● YOUR ASSIGNMENT: Please output every line of the material as it stands, without the pictures.

---+---

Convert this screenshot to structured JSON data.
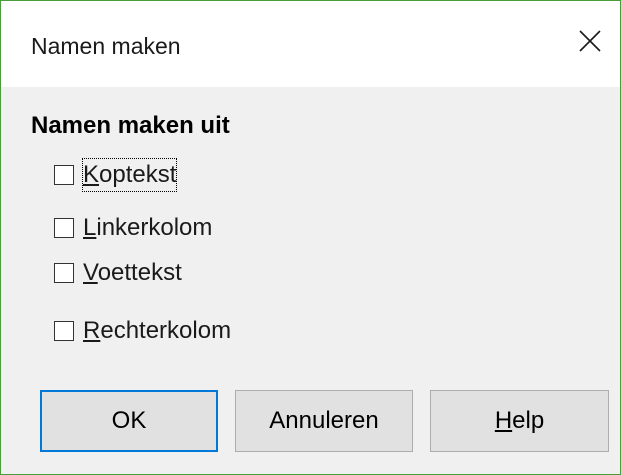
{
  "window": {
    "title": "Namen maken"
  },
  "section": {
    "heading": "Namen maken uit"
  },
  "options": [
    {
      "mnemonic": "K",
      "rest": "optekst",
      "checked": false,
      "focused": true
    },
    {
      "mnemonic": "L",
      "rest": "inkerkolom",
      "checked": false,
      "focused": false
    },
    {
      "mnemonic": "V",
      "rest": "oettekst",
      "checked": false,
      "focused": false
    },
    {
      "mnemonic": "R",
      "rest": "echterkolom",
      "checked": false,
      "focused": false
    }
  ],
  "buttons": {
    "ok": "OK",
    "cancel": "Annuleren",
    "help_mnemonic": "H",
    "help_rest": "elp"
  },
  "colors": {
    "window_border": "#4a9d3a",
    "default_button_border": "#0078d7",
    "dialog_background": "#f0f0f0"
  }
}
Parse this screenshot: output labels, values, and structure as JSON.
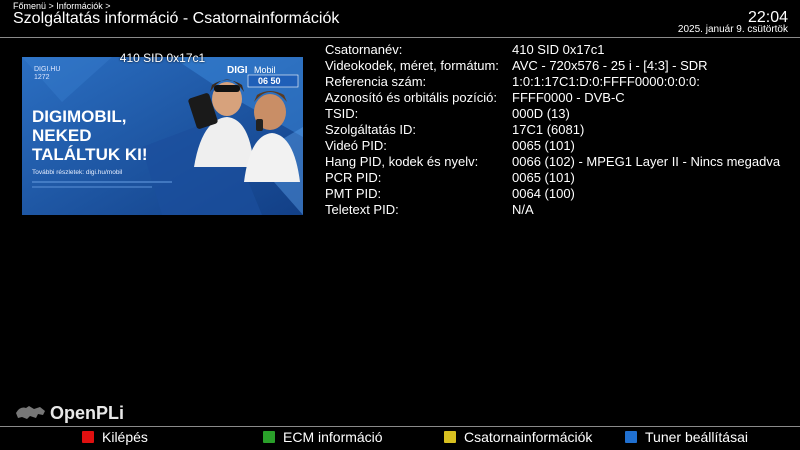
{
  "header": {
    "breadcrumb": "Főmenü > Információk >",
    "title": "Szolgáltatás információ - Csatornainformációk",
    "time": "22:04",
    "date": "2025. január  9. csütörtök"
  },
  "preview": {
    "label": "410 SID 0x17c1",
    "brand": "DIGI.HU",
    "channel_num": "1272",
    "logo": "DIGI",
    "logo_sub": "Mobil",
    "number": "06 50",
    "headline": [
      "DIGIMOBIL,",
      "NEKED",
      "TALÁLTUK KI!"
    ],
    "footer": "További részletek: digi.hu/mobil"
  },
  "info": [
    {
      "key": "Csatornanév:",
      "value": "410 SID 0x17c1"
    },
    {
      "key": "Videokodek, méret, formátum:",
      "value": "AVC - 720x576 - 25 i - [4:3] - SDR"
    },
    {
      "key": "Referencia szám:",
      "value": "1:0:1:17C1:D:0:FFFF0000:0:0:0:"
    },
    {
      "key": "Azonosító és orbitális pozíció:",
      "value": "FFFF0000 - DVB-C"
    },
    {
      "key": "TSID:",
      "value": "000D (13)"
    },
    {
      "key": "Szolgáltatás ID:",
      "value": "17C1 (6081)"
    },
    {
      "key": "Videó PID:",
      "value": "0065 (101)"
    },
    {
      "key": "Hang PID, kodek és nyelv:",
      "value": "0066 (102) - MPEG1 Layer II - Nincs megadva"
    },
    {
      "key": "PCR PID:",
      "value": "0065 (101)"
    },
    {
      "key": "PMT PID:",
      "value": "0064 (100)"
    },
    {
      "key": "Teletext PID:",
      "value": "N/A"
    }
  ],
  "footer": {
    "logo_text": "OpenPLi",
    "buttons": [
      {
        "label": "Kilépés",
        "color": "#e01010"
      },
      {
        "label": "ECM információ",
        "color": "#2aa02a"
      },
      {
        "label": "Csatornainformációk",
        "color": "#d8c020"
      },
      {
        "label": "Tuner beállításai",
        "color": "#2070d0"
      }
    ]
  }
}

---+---

● RESULT FOR THIS EXERCISE:
Convert this screenshot to structured JSON data.
{
  "window": {
    "title": "Namen maken"
  },
  "section": {
    "heading": "Namen maken uit"
  },
  "options": [
    {
      "mnemonic": "K",
      "rest": "optekst",
      "checked": false,
      "focused": true
    },
    {
      "mnemonic": "L",
      "rest": "inkerkolom",
      "checked": false,
      "focused": false
    },
    {
      "mnemonic": "V",
      "rest": "oettekst",
      "checked": false,
      "focused": false
    },
    {
      "mnemonic": "R",
      "rest": "echterkolom",
      "checked": false,
      "focused": false
    }
  ],
  "buttons": {
    "ok": "OK",
    "cancel": "Annuleren",
    "help_mnemonic": "H",
    "help_rest": "elp"
  },
  "colors": {
    "window_border": "#4a9d3a",
    "default_button_border": "#0078d7",
    "dialog_background": "#f0f0f0"
  }
}
Parse this screenshot: output labels, values, and structure as JSON.
{
  "header": {
    "breadcrumb": "Főmenü > Információk >",
    "title": "Szolgáltatás információ - Csatornainformációk",
    "time": "22:04",
    "date": "2025. január  9. csütörtök"
  },
  "preview": {
    "label": "410 SID 0x17c1",
    "brand": "DIGI.HU",
    "channel_num": "1272",
    "logo": "DIGI",
    "logo_sub": "Mobil",
    "number": "06 50",
    "headline": [
      "DIGIMOBIL,",
      "NEKED",
      "TALÁLTUK KI!"
    ],
    "footer": "További részletek: digi.hu/mobil"
  },
  "info": [
    {
      "key": "Csatornanév:",
      "value": "410 SID 0x17c1"
    },
    {
      "key": "Videokodek, méret, formátum:",
      "value": "AVC - 720x576 - 25 i - [4:3] - SDR"
    },
    {
      "key": "Referencia szám:",
      "value": "1:0:1:17C1:D:0:FFFF0000:0:0:0:"
    },
    {
      "key": "Azonosító és orbitális pozíció:",
      "value": "FFFF0000 - DVB-C"
    },
    {
      "key": "TSID:",
      "value": "000D (13)"
    },
    {
      "key": "Szolgáltatás ID:",
      "value": "17C1 (6081)"
    },
    {
      "key": "Videó PID:",
      "value": "0065 (101)"
    },
    {
      "key": "Hang PID, kodek és nyelv:",
      "value": "0066 (102) - MPEG1 Layer II - Nincs megadva"
    },
    {
      "key": "PCR PID:",
      "value": "0065 (101)"
    },
    {
      "key": "PMT PID:",
      "value": "0064 (100)"
    },
    {
      "key": "Teletext PID:",
      "value": "N/A"
    }
  ],
  "footer": {
    "logo_text": "OpenPLi",
    "buttons": [
      {
        "label": "Kilépés",
        "color": "#e01010"
      },
      {
        "label": "ECM információ",
        "color": "#2aa02a"
      },
      {
        "label": "Csatornainformációk",
        "color": "#d8c020"
      },
      {
        "label": "Tuner beállításai",
        "color": "#2070d0"
      }
    ]
  }
}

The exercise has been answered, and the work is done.